I absolutely love both. I can say I have more fun on stage when I’m playing solo. I enjoy the thrill I get from being completely responsible for the performance and in charge of the music. However, there is no feeling quite like playing the big symphonic works and being a small part of something so much bigger. Sometimes I enjoy concerts where I have almost nothing to play as much as any other, as then I can sit back and feel like I’m a member of the audience!
What’s a work that’s still on your bucket list to play?
Two symphonic works I’m yet to play are Mahler 2 and Mahler 3. I’d love to play Mahler 2 for the epic climaxes and beautiful brass ensemble writing, and Mahler 3 has the king of all trombone solos. Hopefully I’ll get chance to play both at some point soon!
How would you describe your sound in three words?
I would describe the sound I’m aiming for in three words as ‘brilliant’, ‘colourful’ and ‘warm’.
What exciting concerts/events have you got coming up in 2020?
Due to the Coronavirus crisis everything is suddenly looking rather uncertain. However, assuming my plans are unaffected, I have many projects this summer, all of which I’m looking forward to. Firstly, a couple of days giving masterclasses in Madrid in May. Then 2 weeks of concerts and masterclasses in Shanghai at the start of June. At the end of July/early August I have a run of nice UK recitals, including solo debuts at the Lichfield Festival and the Lake District Music Festival, as well as a recital at St Martin in The Fields in London.
Mid August I’m returning to South Korea to perform again in the Jeju International Wind Festival, and then returning to Edinburgh to play some recitals at the Edinburgh Fringe Festival with other Royal Overseas League musicians. Finally at the very end of August I will be going to Alsace in France to give a masterclass and a recital as part of the Alsace Trombone Festival.

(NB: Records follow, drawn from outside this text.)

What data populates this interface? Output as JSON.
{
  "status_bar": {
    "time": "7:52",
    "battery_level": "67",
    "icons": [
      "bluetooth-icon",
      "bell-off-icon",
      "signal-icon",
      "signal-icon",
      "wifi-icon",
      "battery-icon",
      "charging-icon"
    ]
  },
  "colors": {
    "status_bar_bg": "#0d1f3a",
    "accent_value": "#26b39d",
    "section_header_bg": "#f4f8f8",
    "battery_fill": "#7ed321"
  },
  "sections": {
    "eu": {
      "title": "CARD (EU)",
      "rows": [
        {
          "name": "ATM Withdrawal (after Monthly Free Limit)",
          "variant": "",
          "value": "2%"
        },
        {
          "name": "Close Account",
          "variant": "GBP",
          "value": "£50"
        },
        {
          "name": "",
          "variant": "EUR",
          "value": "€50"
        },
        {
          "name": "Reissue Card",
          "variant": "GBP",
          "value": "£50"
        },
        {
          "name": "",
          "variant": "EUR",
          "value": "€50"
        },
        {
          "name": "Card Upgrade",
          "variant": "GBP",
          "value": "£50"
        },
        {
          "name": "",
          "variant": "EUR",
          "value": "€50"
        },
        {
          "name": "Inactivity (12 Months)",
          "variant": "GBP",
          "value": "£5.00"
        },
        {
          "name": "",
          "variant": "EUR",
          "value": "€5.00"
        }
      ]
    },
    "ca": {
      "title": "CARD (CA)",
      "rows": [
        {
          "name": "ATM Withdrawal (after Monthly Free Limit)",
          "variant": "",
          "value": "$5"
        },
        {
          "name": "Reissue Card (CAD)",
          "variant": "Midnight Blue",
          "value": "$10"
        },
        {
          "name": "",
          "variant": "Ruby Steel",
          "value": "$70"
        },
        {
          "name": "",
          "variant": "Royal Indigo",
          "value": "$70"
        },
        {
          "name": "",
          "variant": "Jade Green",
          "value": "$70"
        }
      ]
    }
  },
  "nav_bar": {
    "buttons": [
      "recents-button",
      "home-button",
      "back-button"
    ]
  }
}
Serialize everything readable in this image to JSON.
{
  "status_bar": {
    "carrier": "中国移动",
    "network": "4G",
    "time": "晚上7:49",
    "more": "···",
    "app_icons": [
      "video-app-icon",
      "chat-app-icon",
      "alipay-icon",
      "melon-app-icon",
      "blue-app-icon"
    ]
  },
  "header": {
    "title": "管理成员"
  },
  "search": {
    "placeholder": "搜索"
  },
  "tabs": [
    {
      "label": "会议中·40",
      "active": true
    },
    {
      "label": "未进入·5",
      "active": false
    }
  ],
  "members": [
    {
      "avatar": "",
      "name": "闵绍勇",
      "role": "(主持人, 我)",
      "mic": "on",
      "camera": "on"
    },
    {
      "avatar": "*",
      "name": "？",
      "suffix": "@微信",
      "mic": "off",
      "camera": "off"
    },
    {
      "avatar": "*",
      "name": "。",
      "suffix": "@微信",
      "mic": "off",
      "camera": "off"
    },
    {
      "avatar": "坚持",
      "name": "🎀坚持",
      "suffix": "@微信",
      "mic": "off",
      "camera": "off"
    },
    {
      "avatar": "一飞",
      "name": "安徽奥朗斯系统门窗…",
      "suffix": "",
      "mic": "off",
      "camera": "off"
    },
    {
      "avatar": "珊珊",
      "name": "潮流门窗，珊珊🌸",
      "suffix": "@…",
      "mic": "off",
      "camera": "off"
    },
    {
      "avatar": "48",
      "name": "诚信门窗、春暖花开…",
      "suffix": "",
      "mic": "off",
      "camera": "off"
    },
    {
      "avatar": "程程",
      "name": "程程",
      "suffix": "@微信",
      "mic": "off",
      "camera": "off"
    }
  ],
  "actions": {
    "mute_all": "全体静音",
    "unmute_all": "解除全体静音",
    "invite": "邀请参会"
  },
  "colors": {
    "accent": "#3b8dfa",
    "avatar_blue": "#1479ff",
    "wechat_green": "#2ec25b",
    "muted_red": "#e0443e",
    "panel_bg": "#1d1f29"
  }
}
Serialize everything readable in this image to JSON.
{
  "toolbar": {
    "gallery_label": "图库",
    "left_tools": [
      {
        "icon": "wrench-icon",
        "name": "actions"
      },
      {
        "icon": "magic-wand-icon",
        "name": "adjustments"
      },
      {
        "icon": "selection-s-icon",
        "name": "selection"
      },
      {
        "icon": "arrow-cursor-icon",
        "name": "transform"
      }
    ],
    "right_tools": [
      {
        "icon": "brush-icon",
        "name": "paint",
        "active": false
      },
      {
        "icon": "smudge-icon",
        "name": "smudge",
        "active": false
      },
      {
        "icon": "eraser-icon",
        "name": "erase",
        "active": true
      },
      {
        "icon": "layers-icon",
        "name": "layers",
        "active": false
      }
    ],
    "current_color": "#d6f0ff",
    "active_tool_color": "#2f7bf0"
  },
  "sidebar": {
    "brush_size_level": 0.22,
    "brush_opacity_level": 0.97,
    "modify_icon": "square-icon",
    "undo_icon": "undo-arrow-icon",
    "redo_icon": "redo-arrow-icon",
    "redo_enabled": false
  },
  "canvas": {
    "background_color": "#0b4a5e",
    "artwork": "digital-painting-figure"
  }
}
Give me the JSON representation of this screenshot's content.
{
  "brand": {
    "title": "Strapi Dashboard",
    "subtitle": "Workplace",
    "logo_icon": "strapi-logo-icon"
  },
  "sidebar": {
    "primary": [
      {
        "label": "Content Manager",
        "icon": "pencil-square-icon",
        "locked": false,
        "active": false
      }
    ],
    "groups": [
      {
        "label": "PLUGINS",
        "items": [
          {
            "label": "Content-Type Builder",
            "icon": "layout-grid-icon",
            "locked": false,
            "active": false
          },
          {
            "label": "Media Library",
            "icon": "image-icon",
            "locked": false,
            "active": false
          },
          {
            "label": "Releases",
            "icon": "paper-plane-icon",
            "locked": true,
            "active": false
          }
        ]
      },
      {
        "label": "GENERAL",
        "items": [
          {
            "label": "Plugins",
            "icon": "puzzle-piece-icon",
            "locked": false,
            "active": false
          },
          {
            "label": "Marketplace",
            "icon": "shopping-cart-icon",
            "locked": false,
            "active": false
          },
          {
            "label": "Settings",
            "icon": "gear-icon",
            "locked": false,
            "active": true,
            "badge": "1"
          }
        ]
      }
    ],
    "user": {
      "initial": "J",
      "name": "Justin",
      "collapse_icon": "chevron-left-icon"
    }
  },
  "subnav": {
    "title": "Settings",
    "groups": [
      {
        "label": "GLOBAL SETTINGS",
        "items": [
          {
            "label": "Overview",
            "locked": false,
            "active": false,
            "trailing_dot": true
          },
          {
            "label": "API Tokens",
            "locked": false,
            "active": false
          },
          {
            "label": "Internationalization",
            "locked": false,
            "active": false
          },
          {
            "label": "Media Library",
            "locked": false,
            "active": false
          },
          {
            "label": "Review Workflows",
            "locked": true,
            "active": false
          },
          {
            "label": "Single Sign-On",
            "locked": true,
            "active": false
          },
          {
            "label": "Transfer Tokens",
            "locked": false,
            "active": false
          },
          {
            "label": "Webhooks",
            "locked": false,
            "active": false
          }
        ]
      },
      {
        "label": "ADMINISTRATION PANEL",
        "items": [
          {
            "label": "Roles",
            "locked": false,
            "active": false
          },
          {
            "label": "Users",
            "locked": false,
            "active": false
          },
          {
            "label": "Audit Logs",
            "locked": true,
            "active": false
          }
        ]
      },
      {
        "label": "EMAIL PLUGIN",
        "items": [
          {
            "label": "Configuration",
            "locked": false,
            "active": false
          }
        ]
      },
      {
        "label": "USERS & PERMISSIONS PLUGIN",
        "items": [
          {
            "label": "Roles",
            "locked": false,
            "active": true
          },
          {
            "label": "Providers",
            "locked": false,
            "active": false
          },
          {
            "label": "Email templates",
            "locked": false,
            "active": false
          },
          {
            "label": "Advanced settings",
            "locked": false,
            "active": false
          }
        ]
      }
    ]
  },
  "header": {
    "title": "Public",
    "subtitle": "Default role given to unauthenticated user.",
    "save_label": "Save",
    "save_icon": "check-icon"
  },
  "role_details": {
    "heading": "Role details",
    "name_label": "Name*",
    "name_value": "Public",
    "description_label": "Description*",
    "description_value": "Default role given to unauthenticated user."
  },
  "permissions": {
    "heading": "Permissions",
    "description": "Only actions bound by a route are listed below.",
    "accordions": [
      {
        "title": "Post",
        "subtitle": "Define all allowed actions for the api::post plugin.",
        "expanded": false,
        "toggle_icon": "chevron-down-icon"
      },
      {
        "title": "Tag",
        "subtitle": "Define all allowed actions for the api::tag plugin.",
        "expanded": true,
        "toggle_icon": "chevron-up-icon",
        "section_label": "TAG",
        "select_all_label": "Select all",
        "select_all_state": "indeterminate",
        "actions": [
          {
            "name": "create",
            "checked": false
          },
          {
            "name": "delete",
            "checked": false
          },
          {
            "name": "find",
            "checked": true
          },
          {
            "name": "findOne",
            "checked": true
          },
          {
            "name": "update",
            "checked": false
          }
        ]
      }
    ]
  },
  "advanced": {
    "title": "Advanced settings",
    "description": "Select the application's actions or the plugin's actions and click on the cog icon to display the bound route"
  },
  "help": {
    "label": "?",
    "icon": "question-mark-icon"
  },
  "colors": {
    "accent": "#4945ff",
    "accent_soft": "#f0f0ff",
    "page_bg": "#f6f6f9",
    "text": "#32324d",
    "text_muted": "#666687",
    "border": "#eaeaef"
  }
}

Fingers crossed the virus clears up quickly and everything can take place!
©Alex Burns 2020